That’s where gluten-free flours have an advantage: They all have a different taste! … No gluten-free recipe ever tastes exactly the same as a wheat flour recipe. But remember that homemade gluten-free baked goods taste better than anything made in a factory, mass-produced, or made in a supermarket bakery.
Does gluten-free flour behave differently?
Purely subbing in gluten-free flour doesn’t always work. Because gluten is a structural protein, the products are often very tender and even crumbly if you just replace the flour that’s called for in the recipe with gluten-free flour.
How does gluten-free flour affect baking?
It gives breads, muffins, and cakes their soft spongy texture. To replace gluten, you’ll need to use other thickeners like xanthan gum or guar gum in your baking. For each cup of gluten-free flour mix, add at least 1 teaspoon of gluten substitute.
Can I use gluten-free flour in place of regular flour?

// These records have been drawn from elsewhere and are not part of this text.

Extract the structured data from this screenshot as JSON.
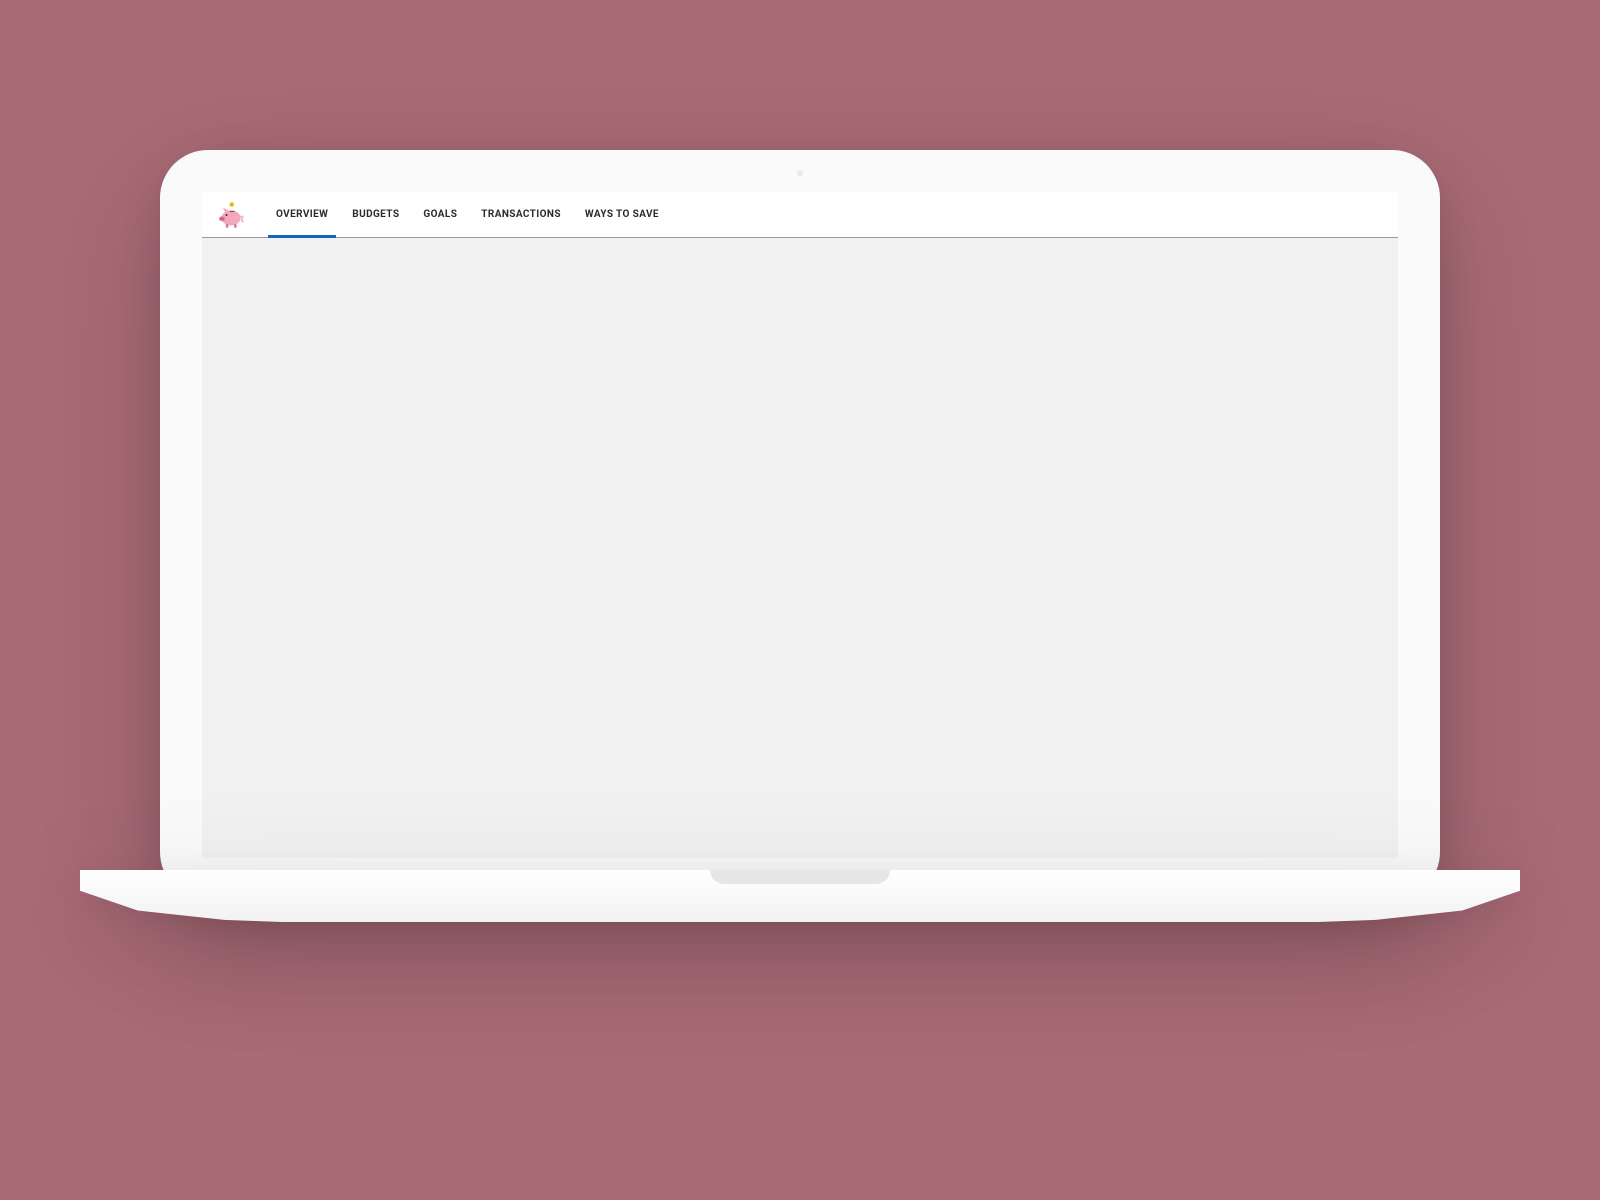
{
  "nav": {
    "logo_name": "piggy-bank-icon",
    "tabs": [
      {
        "label": "OVERVIEW",
        "active": true
      },
      {
        "label": "BUDGETS",
        "active": false
      },
      {
        "label": "GOALS",
        "active": false
      },
      {
        "label": "TRANSACTIONS",
        "active": false
      },
      {
        "label": "WAYS TO SAVE",
        "active": false
      }
    ]
  },
  "colors": {
    "background": "#a96b76",
    "accent": "#1565c0",
    "pig_body": "#f3a9bd",
    "pig_dark": "#d97a9a",
    "coin": "#f5c542"
  }
}
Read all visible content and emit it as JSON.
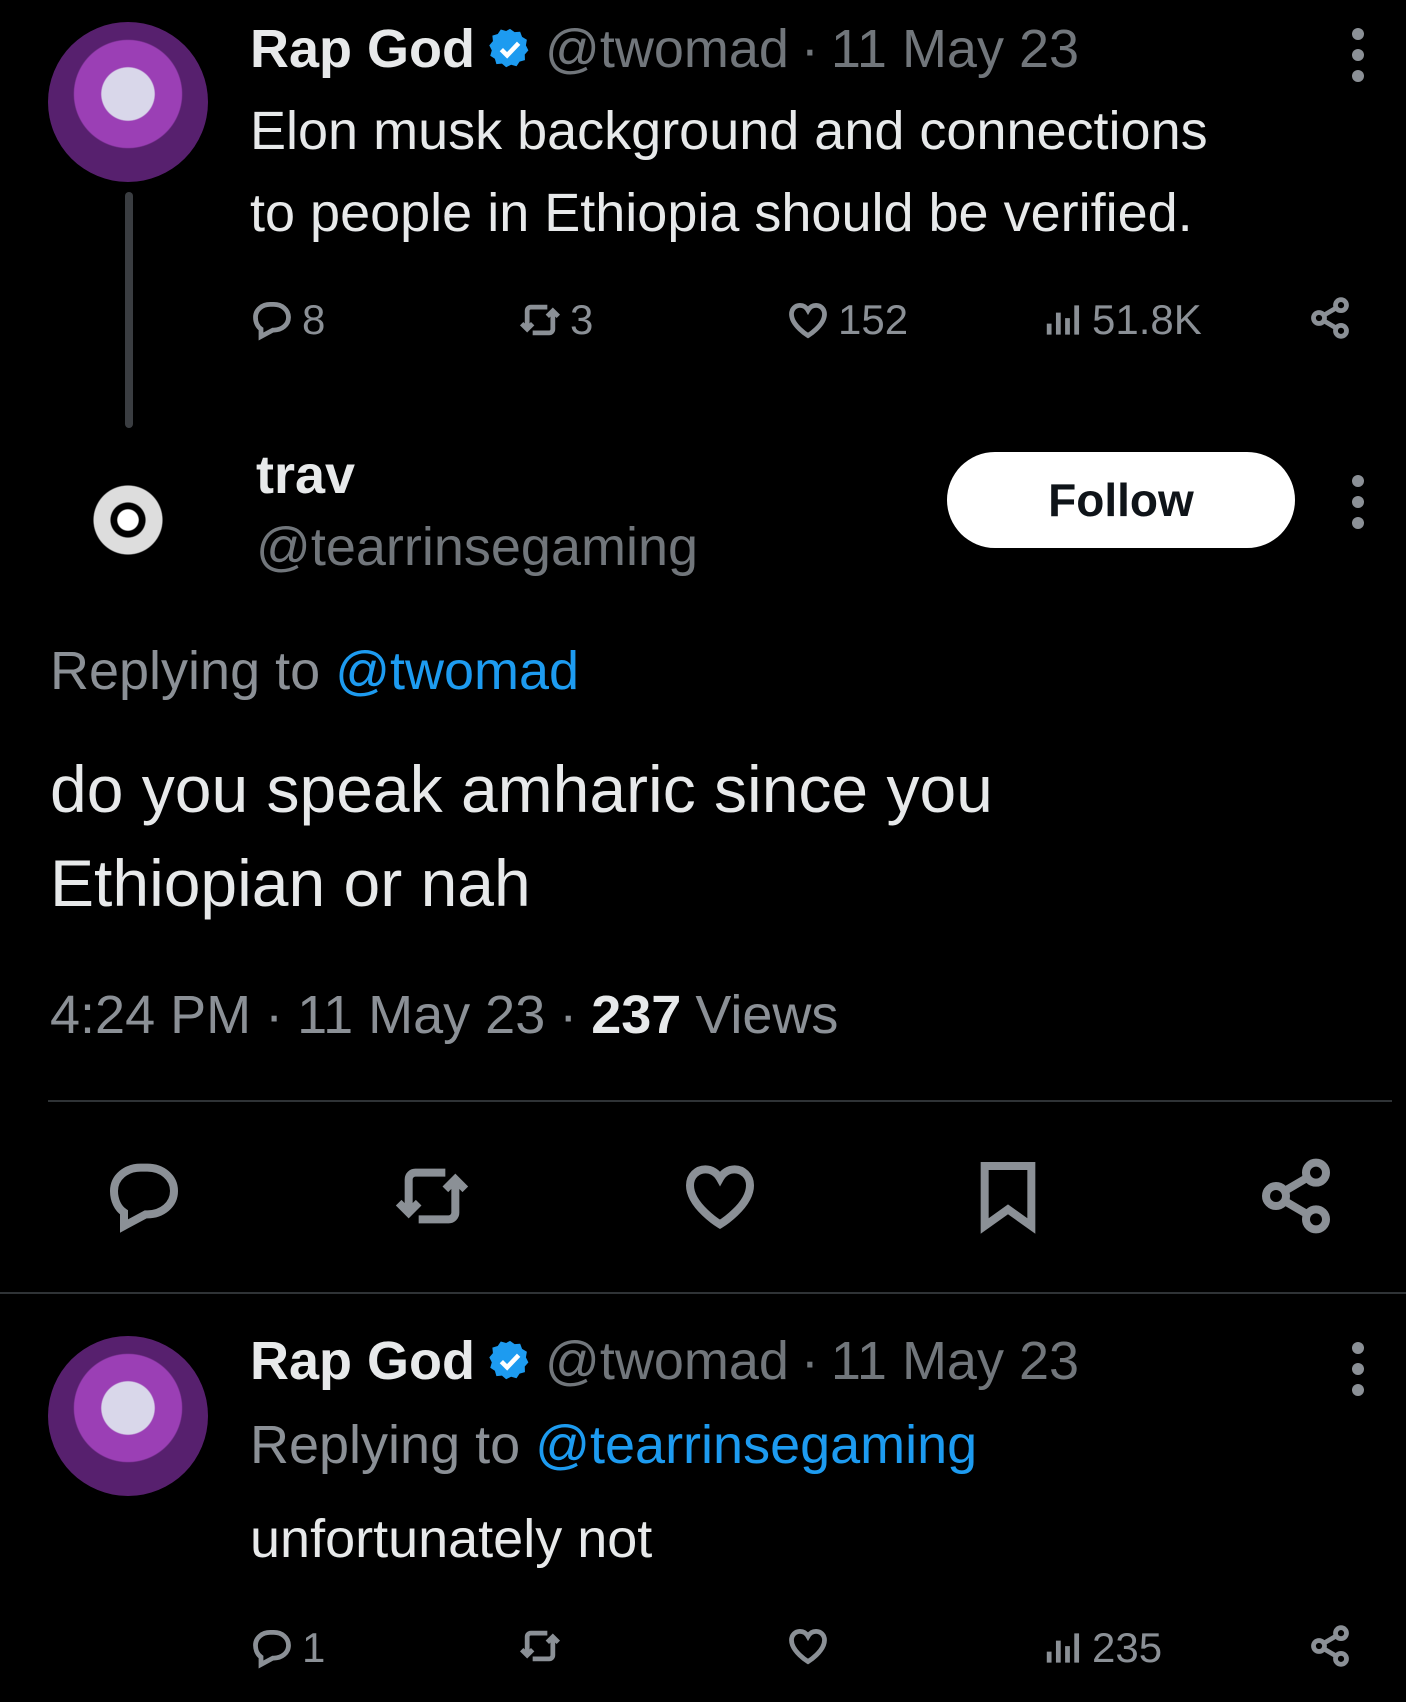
{
  "tweet1": {
    "name": "Rap God",
    "handle": "@twomad",
    "separator": "·",
    "date": "11 May 23",
    "text_line1": "Elon musk background and connections",
    "text_line2": "to people in Ethiopia should be verified.",
    "stats": {
      "replies": "8",
      "retweets": "3",
      "likes": "152",
      "views": "51.8K"
    }
  },
  "main_tweet": {
    "name": "trav",
    "handle": "@tearrinsegaming",
    "follow_label": "Follow",
    "replying_prefix": "Replying to",
    "replying_to": "@twomad",
    "text_line1": "do you speak amharic since you",
    "text_line2": "Ethiopian or nah",
    "time": "4:24 PM",
    "separator": "·",
    "date": "11 May 23",
    "views_count": "237",
    "views_label": "Views"
  },
  "reply": {
    "name": "Rap God",
    "handle": "@twomad",
    "separator": "·",
    "date": "11 May 23",
    "replying_prefix": "Replying to",
    "replying_to": "@tearrinsegaming",
    "text": "unfortunately not",
    "stats": {
      "replies": "1",
      "views": "235"
    }
  },
  "colors": {
    "background": "#000000",
    "text": "#e7e9ea",
    "muted": "#8b9096",
    "link": "#1d9bf0",
    "verified": "#1d9bf0"
  }
}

Substitute all-purpose gluten-free flour in place of all-purpose regular flour at a ratio of 1:1. Try Bob’s Red Mill all-purpose gluten-free flour. If you are baking items such as cakes and/or breads, add 1 teaspoon of xanthan gum.
Does gluten free flour rise?
Because most gluten-free bread doughs aren’t kneaded, one rise is all they get. If your house is cool, you can put the breads into an oven with a pilot light on. Or turn on the oven for a few minutes, turn it off (be sure to turn it off!), and add the proofing bread dough.
For the best bet, adjust your favorite recipes by substituting regular flour for an all-in-one gluten-free flour blend. … Check the back of the bag to be certain, but a one to one swap should be just that: substitute one cup of all-purpose flour with one cup of the gluten-free flour.
Does gluten free flour bake faster?
Gluten-free goods tend to brown faster and take longer to cook through. So they need to be baked at a slightly lower temperature, for a slightly longer time. … GF baked goods take longer to cook—but too much time in the oven will cause them to dry out.
Is gluten free flour better for you than regular flour?
Gluten-free flours made from ingredients like quinoa, almonds, and beans offer nutritional benefits (such as protein, fiber, vitamins, and minerals), and are certainly smarter choices than the refined white flour found in many commercial baked goods, which lacks those nutrients.
Why is my gluten-free cake rubbery?
Gluten free cookies, muffins, and cakes can easily become tough and rubbery. My experience has been that this problem is usually caused by over mixing after the Xanthan Gum is added. It is, after all, a gum. Once Xanthan gum or any other gum is added very little stirring is recommended after that.
Is xanthan gum necessary for gluten-free baking?
Xanthan gum is an important ingredient in gluten-free baking as it helps these baked goods hold together and develop elasticity (jobs normally performed by gluten). … There are all-purpose flour blends that already contain xanthan gum so that you may not need to purchase the powder itself.
Why does my gluten-free bread not rise?
Gluten-free flours are heavy and dense. If you add enough gluten-free flours to make a dry bread dough, you are going to have too much heaviness and denseness. The bread won’t rise.
What can I make with gluten-free flour?
Substituting Gluten-Free Flour for Wheat Flour in Baked Goods
- Buy or make a gluten-free flour mix. …
- Bake breads and rolls in containers with walls. …
- Add gums to your gluten-free flour. …
- Add some protein when you use gluten-free flour. …
- Read gluten-free cookbooks and blogs for new ideas. …
- Experiment with some old favorites.
Should you knead gluten-free dough?
Kneading the dough:
Gluten-free dough should only be kneaded just as much as necessary. Once you have reached the desired consistency, stop kneading. There are only very few types of dough, such as strudel dough, that need to have a tough consistency. These must be kneaded for an extra long time.
What is the difference between gluten-free flour and all purpose flour?
Because of the higher protein and fiber content in the Gluten Free All Purpose Flour, it’s better suited for yeasted recipes than the Gluten Free 1-to-1 Baking Flour. … Since it already has the Xanthan Gum within the blend, you can substitute this in your recipes cup for cup – replace your flour, not your recipes!
What gluten-free flour is best for bread?
Here are the 14 best gluten-free flours.
- Almond Flour. Share on Pinterest. …
- Buckwheat Flour. Buckwheat may contain the word “wheat,” but it is not a wheat grain and is gluten-free. …
- Sorghum Flour. …
- Amaranth Flour. …
- Teff Flour. …
- Arrowroot Flour. …
- Brown Rice Flour. …
- Oat Flour.